_What is required_: Collect every line below that contains the word "title".

──────── Record excerpts ────────

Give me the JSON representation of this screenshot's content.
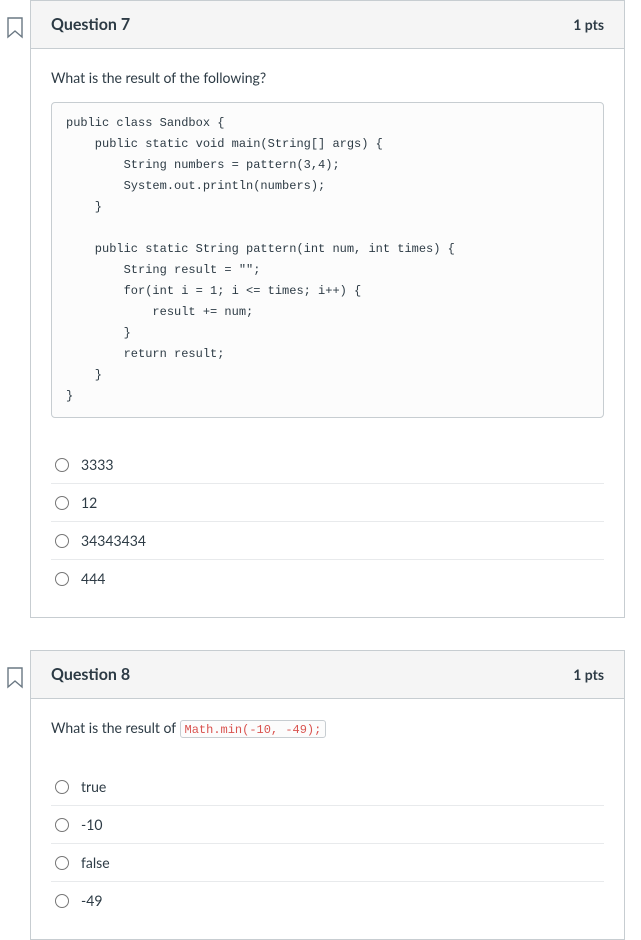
{
  "q7": {
    "title": "Question 7",
    "pts": "1 pts",
    "prompt": "What is the result of the following?",
    "code": "public class Sandbox {\n    public static void main(String[] args) {\n        String numbers = pattern(3,4);\n        System.out.println(numbers);\n    }\n\n    public static String pattern(int num, int times) {\n        String result = \"\";\n        for(int i = 1; i <= times; i++) {\n            result += num;\n        }\n        return result;\n    }\n}",
    "answers": [
      "3333",
      "12",
      "34343434",
      "444"
    ]
  },
  "q8": {
    "title": "Question 8",
    "pts": "1 pts",
    "prompt_prefix": "What is the result of ",
    "inline_code": "Math.min(-10, -49);",
    "answers": [
      "true",
      "-10",
      "false",
      "-49"
    ]
  }
}
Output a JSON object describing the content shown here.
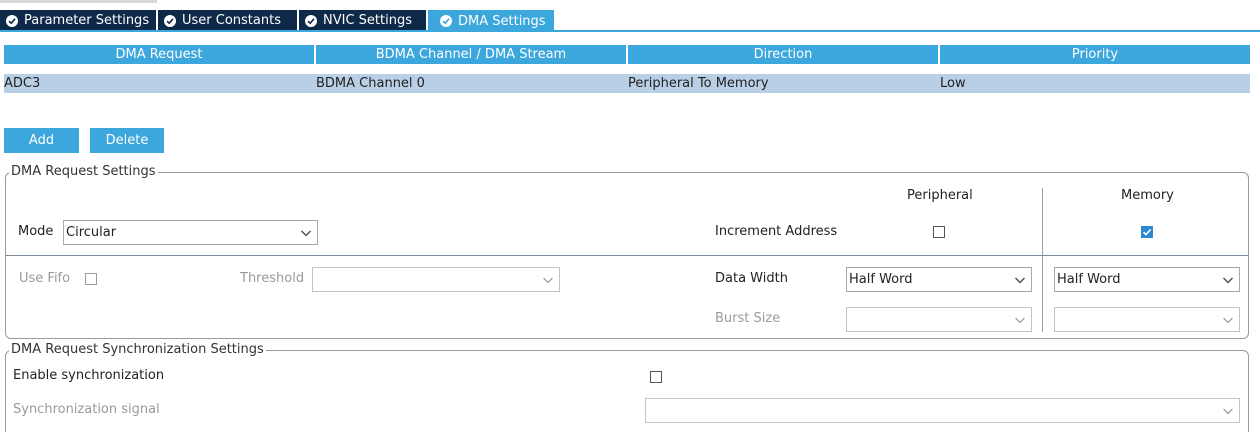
{
  "tabs": [
    {
      "label": "Parameter Settings",
      "active": false
    },
    {
      "label": "User Constants",
      "active": false
    },
    {
      "label": "NVIC Settings",
      "active": false
    },
    {
      "label": "DMA Settings",
      "active": true
    }
  ],
  "table": {
    "headers": [
      "DMA Request",
      "BDMA Channel / DMA Stream",
      "Direction",
      "Priority"
    ],
    "rows": [
      [
        "ADC3",
        "BDMA Channel 0",
        "Peripheral To Memory",
        "Low"
      ]
    ]
  },
  "buttons": {
    "add": "Add",
    "delete": "Delete"
  },
  "request_settings": {
    "legend": "DMA Request Settings",
    "peripheral_header": "Peripheral",
    "memory_header": "Memory",
    "mode_label": "Mode",
    "mode_value": "Circular",
    "increment_label": "Increment Address",
    "peripheral_increment": false,
    "memory_increment": true,
    "use_fifo_label": "Use Fifo",
    "threshold_label": "Threshold",
    "threshold_value": "",
    "data_width_label": "Data Width",
    "peripheral_data_width": "Half Word",
    "memory_data_width": "Half Word",
    "burst_size_label": "Burst Size",
    "peripheral_burst": "",
    "memory_burst": ""
  },
  "sync_settings": {
    "legend": "DMA Request Synchronization Settings",
    "enable_label": "Enable synchronization",
    "signal_label": "Synchronization signal",
    "signal_value": ""
  },
  "colors": {
    "accent": "#3ba7dc",
    "tab_dark": "#0f2948",
    "row_selected": "#b9cfe5"
  }
}
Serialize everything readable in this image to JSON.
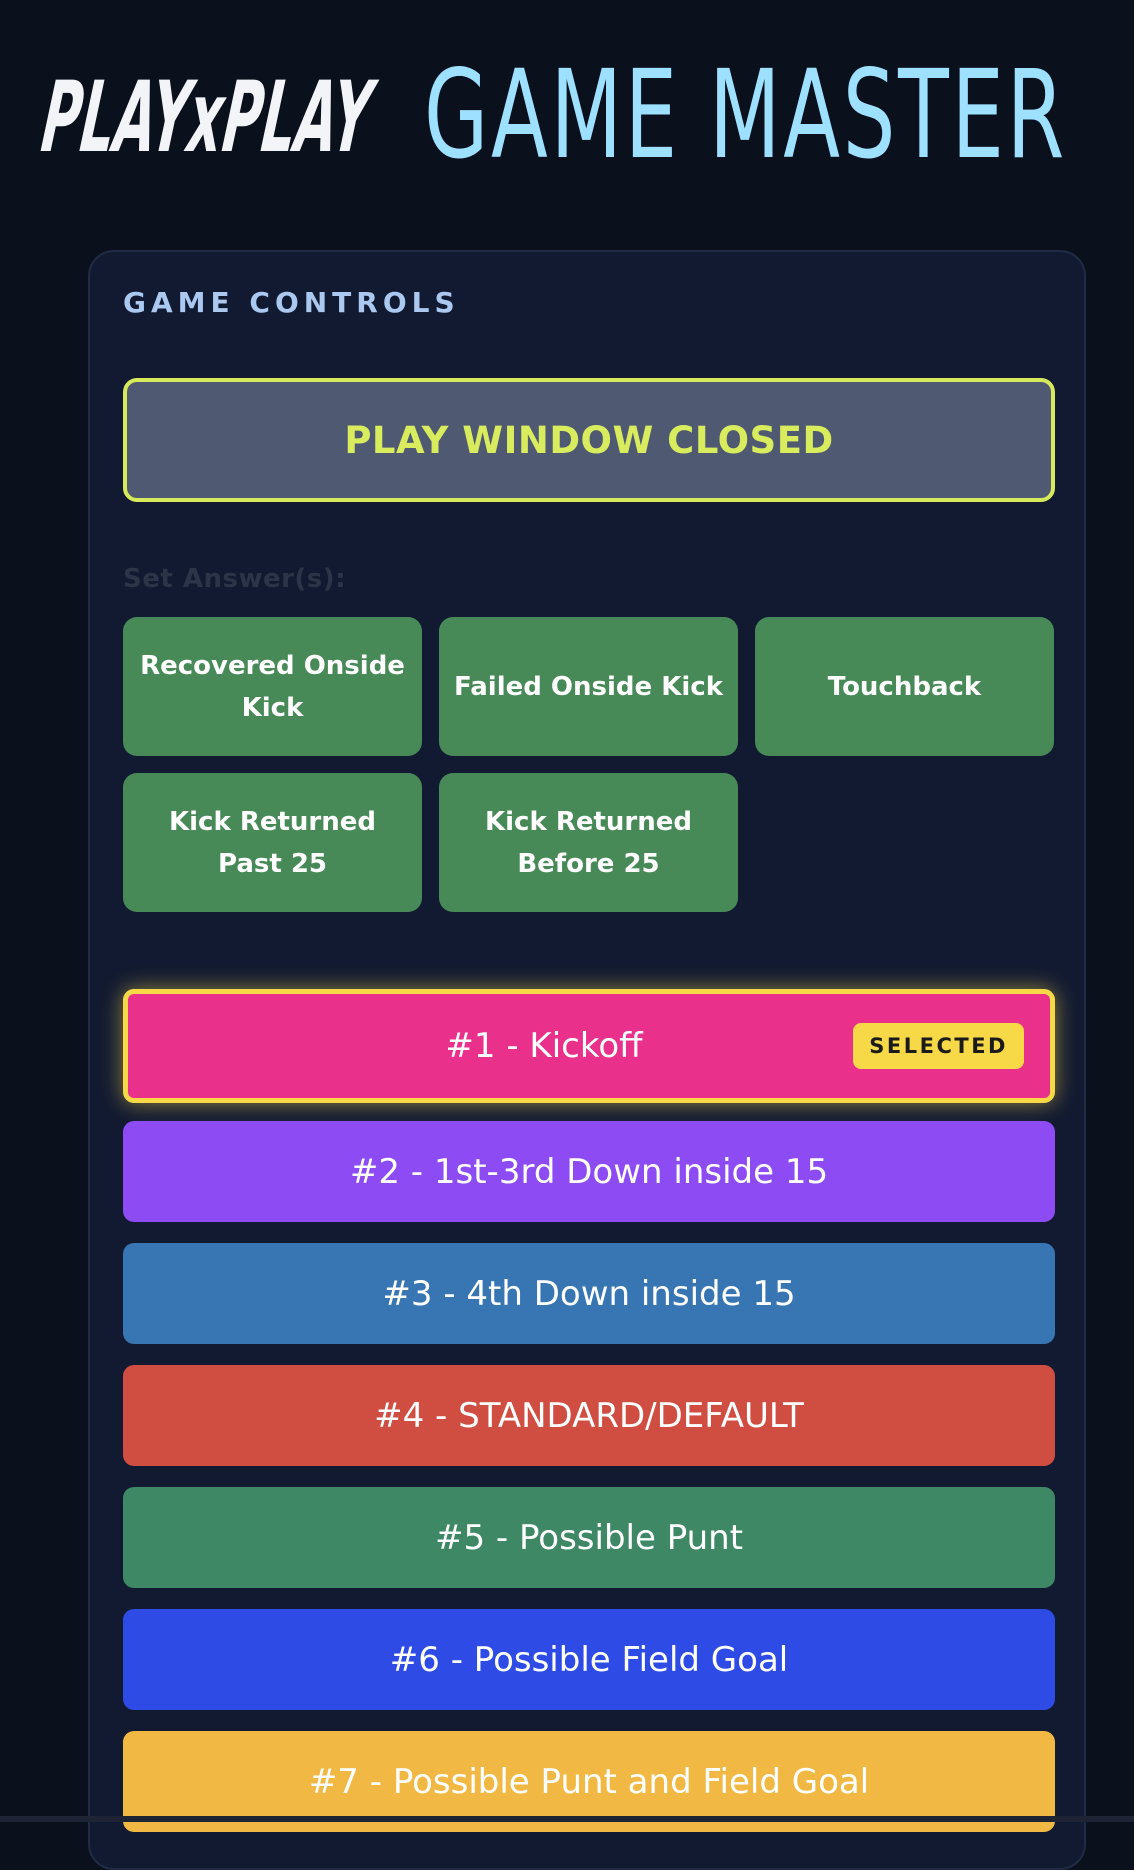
{
  "header": {
    "logo_text": "PLAYxPLAY",
    "title": "GAME MASTER",
    "colors": {
      "logo": "#ffffff",
      "title": "#9ee0ff"
    }
  },
  "controls": {
    "title": "GAME CONTROLS",
    "status": "PLAY WINDOW CLOSED",
    "set_answers_label": "Set Answer(s):",
    "answers": [
      "Recovered Onside Kick",
      "Failed Onside Kick",
      "Touchback",
      "Kick Returned Past 25",
      "Kick Returned Before 25"
    ],
    "plays": [
      {
        "label": "#1 - Kickoff",
        "color": "#e9318b",
        "selected": true
      },
      {
        "label": "#2 - 1st-3rd Down inside 15",
        "color": "#8d4bf3",
        "selected": false
      },
      {
        "label": "#3 - 4th Down inside 15",
        "color": "#3776b3",
        "selected": false
      },
      {
        "label": "#4 - STANDARD/DEFAULT",
        "color": "#cf4d41",
        "selected": false
      },
      {
        "label": "#5 - Possible Punt",
        "color": "#3e8866",
        "selected": false
      },
      {
        "label": "#6 - Possible Field Goal",
        "color": "#2e4ce5",
        "selected": false
      },
      {
        "label": "#7 - Possible Punt and Field Goal",
        "color": "#f1b943",
        "selected": false
      }
    ],
    "selected_badge": "SELECTED"
  }
}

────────

_Response area_:
    "title": "Question 7",
    "title": "Question 8",
    "title": "GAME MASTER",
      "title": "#9ee0ff"
    "title": "GAME CONTROLS",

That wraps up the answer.